*** Provided information

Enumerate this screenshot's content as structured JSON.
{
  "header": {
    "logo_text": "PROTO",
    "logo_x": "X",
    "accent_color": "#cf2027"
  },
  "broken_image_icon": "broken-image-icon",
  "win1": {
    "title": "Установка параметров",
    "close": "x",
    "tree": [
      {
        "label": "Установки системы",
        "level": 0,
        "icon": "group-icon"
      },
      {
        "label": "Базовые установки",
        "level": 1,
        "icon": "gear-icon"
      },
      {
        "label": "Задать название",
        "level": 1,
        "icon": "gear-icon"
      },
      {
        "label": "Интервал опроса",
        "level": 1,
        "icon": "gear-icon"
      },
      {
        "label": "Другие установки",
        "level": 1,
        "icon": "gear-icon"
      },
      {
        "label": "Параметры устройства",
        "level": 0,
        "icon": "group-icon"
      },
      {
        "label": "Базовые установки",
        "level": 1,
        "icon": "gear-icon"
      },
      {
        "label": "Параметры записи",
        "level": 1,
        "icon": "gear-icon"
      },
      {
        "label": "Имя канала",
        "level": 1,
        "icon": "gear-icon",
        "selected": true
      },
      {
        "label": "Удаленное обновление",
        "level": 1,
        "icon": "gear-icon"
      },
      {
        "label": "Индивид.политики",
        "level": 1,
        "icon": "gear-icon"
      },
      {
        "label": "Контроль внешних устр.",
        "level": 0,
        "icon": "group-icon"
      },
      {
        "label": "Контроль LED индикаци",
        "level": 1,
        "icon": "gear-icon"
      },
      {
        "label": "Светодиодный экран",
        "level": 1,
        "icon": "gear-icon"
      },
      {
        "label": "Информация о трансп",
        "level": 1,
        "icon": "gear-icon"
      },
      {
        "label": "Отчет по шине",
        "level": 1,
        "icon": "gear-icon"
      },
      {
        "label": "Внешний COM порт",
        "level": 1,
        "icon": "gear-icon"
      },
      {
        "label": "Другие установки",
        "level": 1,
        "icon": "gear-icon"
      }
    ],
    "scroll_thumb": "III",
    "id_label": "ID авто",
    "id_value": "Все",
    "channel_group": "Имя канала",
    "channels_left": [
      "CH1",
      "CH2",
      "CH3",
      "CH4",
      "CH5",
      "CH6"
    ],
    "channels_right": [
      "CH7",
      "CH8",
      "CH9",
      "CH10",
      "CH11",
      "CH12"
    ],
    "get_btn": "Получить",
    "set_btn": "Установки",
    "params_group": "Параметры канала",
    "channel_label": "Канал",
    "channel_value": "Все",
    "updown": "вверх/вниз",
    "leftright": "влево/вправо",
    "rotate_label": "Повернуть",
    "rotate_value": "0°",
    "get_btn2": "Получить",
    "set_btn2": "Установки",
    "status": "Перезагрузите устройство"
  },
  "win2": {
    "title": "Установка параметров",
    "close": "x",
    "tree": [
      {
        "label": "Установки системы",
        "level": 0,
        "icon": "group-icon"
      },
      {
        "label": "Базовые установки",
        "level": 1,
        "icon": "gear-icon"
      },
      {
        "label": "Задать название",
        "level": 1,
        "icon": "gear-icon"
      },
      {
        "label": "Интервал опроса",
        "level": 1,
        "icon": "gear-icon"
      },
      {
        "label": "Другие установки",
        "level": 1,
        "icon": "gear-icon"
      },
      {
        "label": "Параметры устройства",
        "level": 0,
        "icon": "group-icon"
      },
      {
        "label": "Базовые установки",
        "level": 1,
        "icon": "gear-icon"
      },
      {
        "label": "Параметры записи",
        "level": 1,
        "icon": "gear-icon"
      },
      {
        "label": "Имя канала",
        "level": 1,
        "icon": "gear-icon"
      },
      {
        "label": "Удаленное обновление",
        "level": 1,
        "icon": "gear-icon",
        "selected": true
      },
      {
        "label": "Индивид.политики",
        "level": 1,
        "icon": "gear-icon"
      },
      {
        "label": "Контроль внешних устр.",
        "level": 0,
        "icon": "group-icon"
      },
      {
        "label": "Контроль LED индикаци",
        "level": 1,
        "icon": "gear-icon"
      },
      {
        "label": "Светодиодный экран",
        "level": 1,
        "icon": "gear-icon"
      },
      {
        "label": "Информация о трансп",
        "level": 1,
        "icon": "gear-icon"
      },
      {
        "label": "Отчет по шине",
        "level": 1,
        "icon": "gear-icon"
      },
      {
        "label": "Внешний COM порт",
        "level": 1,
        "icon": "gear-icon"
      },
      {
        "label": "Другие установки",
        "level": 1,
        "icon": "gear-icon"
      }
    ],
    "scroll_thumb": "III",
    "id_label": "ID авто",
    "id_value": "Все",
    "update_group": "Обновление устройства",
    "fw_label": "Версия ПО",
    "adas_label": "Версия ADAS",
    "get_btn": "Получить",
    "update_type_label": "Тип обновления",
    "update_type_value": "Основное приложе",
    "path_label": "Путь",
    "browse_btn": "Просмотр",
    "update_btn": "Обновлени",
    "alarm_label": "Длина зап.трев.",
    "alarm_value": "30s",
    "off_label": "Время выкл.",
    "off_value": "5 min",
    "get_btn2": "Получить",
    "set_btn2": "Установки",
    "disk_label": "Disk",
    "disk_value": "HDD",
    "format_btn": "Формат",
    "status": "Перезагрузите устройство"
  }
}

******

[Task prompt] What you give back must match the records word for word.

[Response below]
Enumerate this screenshot's content as structured JSON.
{
  "header": {
    "logo_text": "PROTO",
    "logo_x": "X",
    "accent_color": "#cf2027"
  },
  "broken_image_icon": "broken-image-icon",
  "win1": {
    "title": "Установка параметров",
    "close": "x",
    "tree": [
      {
        "label": "Установки системы",
        "level": 0,
        "icon": "group-icon"
      },
      {
        "label": "Базовые установки",
        "level": 1,
        "icon": "gear-icon"
      },
      {
        "label": "Задать название",
        "level": 1,
        "icon": "gear-icon"
      },
      {
        "label": "Интервал опроса",
        "level": 1,
        "icon": "gear-icon"
      },
      {
        "label": "Другие установки",
        "level": 1,
        "icon": "gear-icon"
      },
      {
        "label": "Параметры устройства",
        "level": 0,
        "icon": "group-icon"
      },
      {
        "label": "Базовые установки",
        "level": 1,
        "icon": "gear-icon"
      },
      {
        "label": "Параметры записи",
        "level": 1,
        "icon": "gear-icon"
      },
      {
        "label": "Имя канала",
        "level": 1,
        "icon": "gear-icon",
        "selected": true
      },
      {
        "label": "Удаленное обновление",
        "level": 1,
        "icon": "gear-icon"
      },
      {
        "label": "Индивид.политики",
        "level": 1,
        "icon": "gear-icon"
      },
      {
        "label": "Контроль внешних устр.",
        "level": 0,
        "icon": "group-icon"
      },
      {
        "label": "Контроль LED индикаци",
        "level": 1,
        "icon": "gear-icon"
      },
      {
        "label": "Светодиодный экран",
        "level": 1,
        "icon": "gear-icon"
      },
      {
        "label": "Информация о трансп",
        "level": 1,
        "icon": "gear-icon"
      },
      {
        "label": "Отчет по шине",
        "level": 1,
        "icon": "gear-icon"
      },
      {
        "label": "Внешний COM порт",
        "level": 1,
        "icon": "gear-icon"
      },
      {
        "label": "Другие установки",
        "level": 1,
        "icon": "gear-icon"
      }
    ],
    "scroll_thumb": "III",
    "id_label": "ID авто",
    "id_value": "Все",
    "channel_group": "Имя канала",
    "channels_left": [
      "CH1",
      "CH2",
      "CH3",
      "CH4",
      "CH5",
      "CH6"
    ],
    "channels_right": [
      "CH7",
      "CH8",
      "CH9",
      "CH10",
      "CH11",
      "CH12"
    ],
    "get_btn": "Получить",
    "set_btn": "Установки",
    "params_group": "Параметры канала",
    "channel_label": "Канал",
    "channel_value": "Все",
    "updown": "вверх/вниз",
    "leftright": "влево/вправо",
    "rotate_label": "Повернуть",
    "rotate_value": "0°",
    "get_btn2": "Получить",
    "set_btn2": "Установки",
    "status": "Перезагрузите устройство"
  },
  "win2": {
    "title": "Установка параметров",
    "close": "x",
    "tree": [
      {
        "label": "Установки системы",
        "level": 0,
        "icon": "group-icon"
      },
      {
        "label": "Базовые установки",
        "level": 1,
        "icon": "gear-icon"
      },
      {
        "label": "Задать название",
        "level": 1,
        "icon": "gear-icon"
      },
      {
        "label": "Интервал опроса",
        "level": 1,
        "icon": "gear-icon"
      },
      {
        "label": "Другие установки",
        "level": 1,
        "icon": "gear-icon"
      },
      {
        "label": "Параметры устройства",
        "level": 0,
        "icon": "group-icon"
      },
      {
        "label": "Базовые установки",
        "level": 1,
        "icon": "gear-icon"
      },
      {
        "label": "Параметры записи",
        "level": 1,
        "icon": "gear-icon"
      },
      {
        "label": "Имя канала",
        "level": 1,
        "icon": "gear-icon"
      },
      {
        "label": "Удаленное обновление",
        "level": 1,
        "icon": "gear-icon",
        "selected": true
      },
      {
        "label": "Индивид.политики",
        "level": 1,
        "icon": "gear-icon"
      },
      {
        "label": "Контроль внешних устр.",
        "level": 0,
        "icon": "group-icon"
      },
      {
        "label": "Контроль LED индикаци",
        "level": 1,
        "icon": "gear-icon"
      },
      {
        "label": "Светодиодный экран",
        "level": 1,
        "icon": "gear-icon"
      },
      {
        "label": "Информация о трансп",
        "level": 1,
        "icon": "gear-icon"
      },
      {
        "label": "Отчет по шине",
        "level": 1,
        "icon": "gear-icon"
      },
      {
        "label": "Внешний COM порт",
        "level": 1,
        "icon": "gear-icon"
      },
      {
        "label": "Другие установки",
        "level": 1,
        "icon": "gear-icon"
      }
    ],
    "scroll_thumb": "III",
    "id_label": "ID авто",
    "id_value": "Все",
    "update_group": "Обновление устройства",
    "fw_label": "Версия ПО",
    "adas_label": "Версия ADAS",
    "get_btn": "Получить",
    "update_type_label": "Тип обновления",
    "update_type_value": "Основное приложе",
    "path_label": "Путь",
    "browse_btn": "Просмотр",
    "update_btn": "Обновлени",
    "alarm_label": "Длина зап.трев.",
    "alarm_value": "30s",
    "off_label": "Время выкл.",
    "off_value": "5 min",
    "get_btn2": "Получить",
    "set_btn2": "Установки",
    "disk_label": "Disk",
    "disk_value": "HDD",
    "format_btn": "Формат",
    "status": "Перезагрузите устройство"
  }
}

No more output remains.